Data for this task Block Start

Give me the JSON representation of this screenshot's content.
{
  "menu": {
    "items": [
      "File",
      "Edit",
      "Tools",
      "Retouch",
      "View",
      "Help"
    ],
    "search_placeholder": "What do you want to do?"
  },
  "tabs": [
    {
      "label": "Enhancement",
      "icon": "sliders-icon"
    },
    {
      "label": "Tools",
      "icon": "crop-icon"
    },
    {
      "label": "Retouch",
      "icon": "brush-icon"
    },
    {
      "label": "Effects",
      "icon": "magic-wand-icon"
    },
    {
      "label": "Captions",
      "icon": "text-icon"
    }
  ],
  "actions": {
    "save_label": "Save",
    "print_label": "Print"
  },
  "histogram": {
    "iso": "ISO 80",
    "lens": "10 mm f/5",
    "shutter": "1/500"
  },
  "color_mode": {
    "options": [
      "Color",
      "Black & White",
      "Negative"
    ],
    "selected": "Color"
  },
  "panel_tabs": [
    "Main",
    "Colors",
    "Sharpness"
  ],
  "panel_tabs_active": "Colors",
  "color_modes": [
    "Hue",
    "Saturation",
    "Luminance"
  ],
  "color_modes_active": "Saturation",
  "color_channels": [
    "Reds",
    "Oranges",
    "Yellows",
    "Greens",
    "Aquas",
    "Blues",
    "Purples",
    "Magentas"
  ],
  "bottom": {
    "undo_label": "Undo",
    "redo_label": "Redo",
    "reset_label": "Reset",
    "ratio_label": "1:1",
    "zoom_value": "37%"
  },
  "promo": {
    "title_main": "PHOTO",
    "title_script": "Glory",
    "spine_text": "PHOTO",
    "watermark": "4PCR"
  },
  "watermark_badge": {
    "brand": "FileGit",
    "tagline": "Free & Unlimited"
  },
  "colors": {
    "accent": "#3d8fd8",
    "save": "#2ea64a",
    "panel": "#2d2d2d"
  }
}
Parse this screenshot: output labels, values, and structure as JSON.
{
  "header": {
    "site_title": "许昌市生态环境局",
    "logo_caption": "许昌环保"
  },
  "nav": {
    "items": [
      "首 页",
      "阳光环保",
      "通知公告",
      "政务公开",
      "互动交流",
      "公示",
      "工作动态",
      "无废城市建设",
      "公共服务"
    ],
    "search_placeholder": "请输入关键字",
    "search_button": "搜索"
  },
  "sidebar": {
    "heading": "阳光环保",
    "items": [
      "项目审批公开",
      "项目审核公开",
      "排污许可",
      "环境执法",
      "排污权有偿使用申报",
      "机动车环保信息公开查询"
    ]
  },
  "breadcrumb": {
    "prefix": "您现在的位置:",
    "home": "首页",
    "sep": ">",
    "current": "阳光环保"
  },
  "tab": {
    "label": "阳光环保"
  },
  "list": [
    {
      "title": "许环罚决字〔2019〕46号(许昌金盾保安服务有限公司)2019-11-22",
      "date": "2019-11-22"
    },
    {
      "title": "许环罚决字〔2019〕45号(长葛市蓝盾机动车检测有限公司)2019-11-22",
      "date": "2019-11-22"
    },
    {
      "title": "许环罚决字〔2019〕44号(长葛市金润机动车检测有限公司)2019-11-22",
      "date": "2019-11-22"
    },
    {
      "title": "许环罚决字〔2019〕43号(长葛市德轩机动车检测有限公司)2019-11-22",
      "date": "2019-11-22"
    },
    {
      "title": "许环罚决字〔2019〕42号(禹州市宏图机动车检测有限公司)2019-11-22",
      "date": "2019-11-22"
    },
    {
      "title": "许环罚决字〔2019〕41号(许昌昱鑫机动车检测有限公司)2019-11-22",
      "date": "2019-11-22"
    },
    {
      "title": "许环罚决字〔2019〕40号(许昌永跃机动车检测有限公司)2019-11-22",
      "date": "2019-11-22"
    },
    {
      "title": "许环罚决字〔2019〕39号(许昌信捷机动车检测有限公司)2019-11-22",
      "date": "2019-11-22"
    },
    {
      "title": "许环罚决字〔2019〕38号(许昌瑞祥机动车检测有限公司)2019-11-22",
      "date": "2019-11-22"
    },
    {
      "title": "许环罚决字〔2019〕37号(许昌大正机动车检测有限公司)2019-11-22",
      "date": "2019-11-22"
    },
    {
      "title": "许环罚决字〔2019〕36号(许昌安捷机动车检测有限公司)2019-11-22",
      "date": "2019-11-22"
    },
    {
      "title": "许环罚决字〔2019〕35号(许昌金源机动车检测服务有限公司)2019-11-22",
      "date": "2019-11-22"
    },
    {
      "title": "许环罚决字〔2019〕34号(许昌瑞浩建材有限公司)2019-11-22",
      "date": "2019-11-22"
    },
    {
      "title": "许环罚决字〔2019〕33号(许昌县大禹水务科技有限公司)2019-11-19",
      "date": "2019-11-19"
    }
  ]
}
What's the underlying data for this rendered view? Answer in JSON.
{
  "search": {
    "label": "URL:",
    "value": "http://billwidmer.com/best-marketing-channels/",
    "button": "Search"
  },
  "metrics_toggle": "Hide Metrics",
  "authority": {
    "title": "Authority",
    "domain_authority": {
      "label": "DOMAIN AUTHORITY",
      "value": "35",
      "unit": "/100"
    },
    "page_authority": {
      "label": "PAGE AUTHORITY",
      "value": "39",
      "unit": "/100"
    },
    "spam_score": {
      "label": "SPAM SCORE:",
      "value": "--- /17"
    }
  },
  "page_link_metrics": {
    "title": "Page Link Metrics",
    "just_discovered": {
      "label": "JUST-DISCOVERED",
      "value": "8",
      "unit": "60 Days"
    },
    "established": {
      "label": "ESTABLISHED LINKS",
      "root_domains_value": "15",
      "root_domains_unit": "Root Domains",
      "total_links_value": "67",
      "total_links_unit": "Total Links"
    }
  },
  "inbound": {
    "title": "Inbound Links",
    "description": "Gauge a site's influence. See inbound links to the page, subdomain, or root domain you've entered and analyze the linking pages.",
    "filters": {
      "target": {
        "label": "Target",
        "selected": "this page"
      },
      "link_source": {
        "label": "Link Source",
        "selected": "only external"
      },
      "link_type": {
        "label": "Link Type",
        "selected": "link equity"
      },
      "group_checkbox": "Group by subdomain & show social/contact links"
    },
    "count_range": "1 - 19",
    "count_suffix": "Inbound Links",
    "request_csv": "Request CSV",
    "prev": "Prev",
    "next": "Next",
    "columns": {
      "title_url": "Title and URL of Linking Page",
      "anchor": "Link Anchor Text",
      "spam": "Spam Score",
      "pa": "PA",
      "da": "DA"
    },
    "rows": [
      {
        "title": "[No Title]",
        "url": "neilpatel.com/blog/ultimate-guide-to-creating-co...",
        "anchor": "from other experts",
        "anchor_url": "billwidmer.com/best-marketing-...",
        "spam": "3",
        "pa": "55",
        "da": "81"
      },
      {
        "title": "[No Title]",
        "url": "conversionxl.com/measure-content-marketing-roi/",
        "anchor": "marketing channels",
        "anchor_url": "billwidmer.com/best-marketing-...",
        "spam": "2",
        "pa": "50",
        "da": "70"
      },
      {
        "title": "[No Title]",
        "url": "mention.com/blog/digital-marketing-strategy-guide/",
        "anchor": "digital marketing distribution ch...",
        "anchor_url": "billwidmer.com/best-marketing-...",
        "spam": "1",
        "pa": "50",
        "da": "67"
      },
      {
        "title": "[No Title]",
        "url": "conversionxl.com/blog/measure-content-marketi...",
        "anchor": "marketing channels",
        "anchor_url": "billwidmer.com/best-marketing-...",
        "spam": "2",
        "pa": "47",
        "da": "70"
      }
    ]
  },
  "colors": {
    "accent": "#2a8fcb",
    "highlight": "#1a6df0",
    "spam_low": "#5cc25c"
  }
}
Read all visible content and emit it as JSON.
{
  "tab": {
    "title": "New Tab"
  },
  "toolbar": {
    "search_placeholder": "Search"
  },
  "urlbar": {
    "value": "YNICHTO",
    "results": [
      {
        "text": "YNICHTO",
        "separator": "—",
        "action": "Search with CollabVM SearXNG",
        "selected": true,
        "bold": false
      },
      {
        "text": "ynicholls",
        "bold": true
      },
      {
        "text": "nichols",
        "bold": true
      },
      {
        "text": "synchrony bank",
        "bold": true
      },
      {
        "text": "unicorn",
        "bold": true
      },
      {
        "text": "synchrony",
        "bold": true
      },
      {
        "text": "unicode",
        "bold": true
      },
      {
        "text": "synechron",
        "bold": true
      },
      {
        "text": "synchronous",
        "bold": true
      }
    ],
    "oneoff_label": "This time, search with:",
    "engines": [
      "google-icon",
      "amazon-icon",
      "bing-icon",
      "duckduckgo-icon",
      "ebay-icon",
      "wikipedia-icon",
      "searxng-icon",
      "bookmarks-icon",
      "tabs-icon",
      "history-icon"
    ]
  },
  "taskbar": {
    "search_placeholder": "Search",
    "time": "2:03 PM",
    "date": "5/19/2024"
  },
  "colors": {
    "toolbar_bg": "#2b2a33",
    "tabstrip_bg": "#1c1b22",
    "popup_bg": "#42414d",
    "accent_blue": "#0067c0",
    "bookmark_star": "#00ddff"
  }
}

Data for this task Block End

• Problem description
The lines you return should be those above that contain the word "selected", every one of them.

• Result of the task
    "selected": "Color"
        "selected": "this page"
        "selected": "only external"
        "selected": "link equity"
        "selected": true,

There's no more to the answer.